[Excerpts from an interface dataset]
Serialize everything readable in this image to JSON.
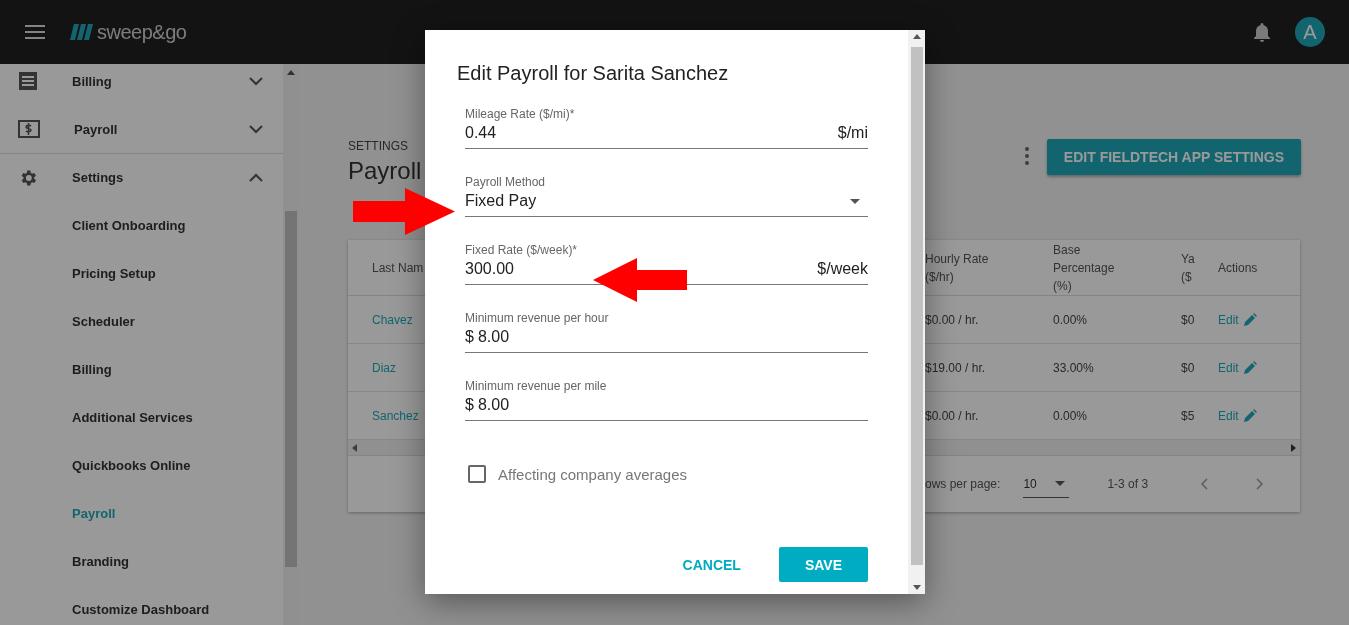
{
  "header": {
    "logo": "sweep&go",
    "avatar": "A"
  },
  "sidebar": {
    "items": [
      {
        "label": "Billing",
        "expanded": false
      },
      {
        "label": "Payroll",
        "expanded": false
      },
      {
        "label": "Settings",
        "expanded": true,
        "children": [
          {
            "label": "Client Onboarding",
            "selected": false
          },
          {
            "label": "Pricing Setup",
            "selected": false
          },
          {
            "label": "Scheduler",
            "selected": false
          },
          {
            "label": "Billing",
            "selected": false
          },
          {
            "label": "Additional Services",
            "selected": false
          },
          {
            "label": "Quickbooks Online",
            "selected": false
          },
          {
            "label": "Payroll",
            "selected": true
          },
          {
            "label": "Branding",
            "selected": false
          },
          {
            "label": "Customize Dashboard",
            "selected": false
          }
        ]
      }
    ]
  },
  "page": {
    "breadcrumb": "SETTINGS",
    "title": "Payroll",
    "action_button": "EDIT FIELDTECH APP SETTINGS"
  },
  "table": {
    "columns": [
      [
        "Last Nam"
      ],
      [
        "Hourly Rate",
        "($/hr)"
      ],
      [
        "Base",
        "Percentage",
        "(%)"
      ],
      [
        "Ya",
        "($"
      ],
      [
        "Actions"
      ]
    ],
    "rows": [
      {
        "last_name": "Chavez",
        "hourly_rate": "$0.00 / hr.",
        "base_percentage": "0.00%",
        "column_4": "$0",
        "action": "Edit"
      },
      {
        "last_name": "Diaz",
        "hourly_rate": "$19.00 / hr.",
        "base_percentage": "33.00%",
        "column_4": "$0",
        "action": "Edit"
      },
      {
        "last_name": "Sanchez",
        "hourly_rate": "$0.00 / hr.",
        "base_percentage": "0.00%",
        "column_4": "$5",
        "action": "Edit"
      }
    ],
    "pagination": {
      "rows_per_page_label": "ows per page:",
      "rows_per_page": "10",
      "range": "1-3 of 3"
    }
  },
  "dialog": {
    "title": "Edit Payroll for Sarita Sanchez",
    "fields": [
      {
        "kind": "text",
        "label": "Mileage Rate ($/mi)*",
        "value": "0.44",
        "suffix": "$/mi"
      },
      {
        "kind": "select",
        "label": "Payroll Method",
        "value": "Fixed Pay"
      },
      {
        "kind": "text",
        "label": "Fixed Rate ($/week)*",
        "value": "300.00",
        "suffix": "$/week"
      },
      {
        "kind": "text",
        "label": "Minimum revenue per hour",
        "prefix": "$",
        "value": "8.00"
      },
      {
        "kind": "text",
        "label": "Minimum revenue per mile",
        "prefix": "$",
        "value": "8.00"
      }
    ],
    "checkbox": {
      "label": "Affecting company averages",
      "checked": false
    },
    "buttons": [
      {
        "label": "CANCEL",
        "kind": "text"
      },
      {
        "label": "SAVE",
        "kind": "primary"
      }
    ]
  }
}
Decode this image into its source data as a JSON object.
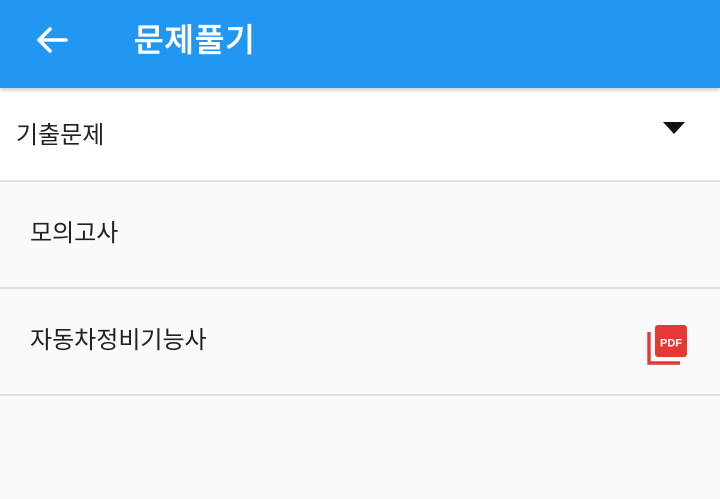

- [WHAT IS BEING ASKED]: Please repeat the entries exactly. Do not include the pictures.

- [OUTPUT FOR THIS EXERCISE]:
Serialize everything readable in this image to JSON.
{
  "header": {
    "logo": "sweep&go",
    "avatar": "A"
  },
  "sidebar": {
    "items": [
      {
        "label": "Billing",
        "expanded": false
      },
      {
        "label": "Payroll",
        "expanded": false
      },
      {
        "label": "Settings",
        "expanded": true,
        "children": [
          {
            "label": "Client Onboarding",
            "selected": false
          },
          {
            "label": "Pricing Setup",
            "selected": false
          },
          {
            "label": "Scheduler",
            "selected": false
          },
          {
            "label": "Billing",
            "selected": false
          },
          {
            "label": "Additional Services",
            "selected": false
          },
          {
            "label": "Quickbooks Online",
            "selected": false
          },
          {
            "label": "Payroll",
            "selected": true
          },
          {
            "label": "Branding",
            "selected": false
          },
          {
            "label": "Customize Dashboard",
            "selected": false
          }
        ]
      }
    ]
  },
  "page": {
    "breadcrumb": "SETTINGS",
    "title": "Payroll",
    "action_button": "EDIT FIELDTECH APP SETTINGS"
  },
  "table": {
    "columns": [
      [
        "Last Nam"
      ],
      [
        "Hourly Rate",
        "($/hr)"
      ],
      [
        "Base",
        "Percentage",
        "(%)"
      ],
      [
        "Ya",
        "($"
      ],
      [
        "Actions"
      ]
    ],
    "rows": [
      {
        "last_name": "Chavez",
        "hourly_rate": "$0.00 / hr.",
        "base_percentage": "0.00%",
        "column_4": "$0",
        "action": "Edit"
      },
      {
        "last_name": "Diaz",
        "hourly_rate": "$19.00 / hr.",
        "base_percentage": "33.00%",
        "column_4": "$0",
        "action": "Edit"
      },
      {
        "last_name": "Sanchez",
        "hourly_rate": "$0.00 / hr.",
        "base_percentage": "0.00%",
        "column_4": "$5",
        "action": "Edit"
      }
    ],
    "pagination": {
      "rows_per_page_label": "ows per page:",
      "rows_per_page": "10",
      "range": "1-3 of 3"
    }
  },
  "dialog": {
    "title": "Edit Payroll for Sarita Sanchez",
    "fields": [
      {
        "kind": "text",
        "label": "Mileage Rate ($/mi)*",
        "value": "0.44",
        "suffix": "$/mi"
      },
      {
        "kind": "select",
        "label": "Payroll Method",
        "value": "Fixed Pay"
      },
      {
        "kind": "text",
        "label": "Fixed Rate ($/week)*",
        "value": "300.00",
        "suffix": "$/week"
      },
      {
        "kind": "text",
        "label": "Minimum revenue per hour",
        "prefix": "$",
        "value": "8.00"
      },
      {
        "kind": "text",
        "label": "Minimum revenue per mile",
        "prefix": "$",
        "value": "8.00"
      }
    ],
    "checkbox": {
      "label": "Affecting company averages",
      "checked": false
    },
    "buttons": [
      {
        "label": "CANCEL",
        "kind": "text"
      },
      {
        "label": "SAVE",
        "kind": "primary"
      }
    ]
  }
}
Decode this image into its source data as a JSON object.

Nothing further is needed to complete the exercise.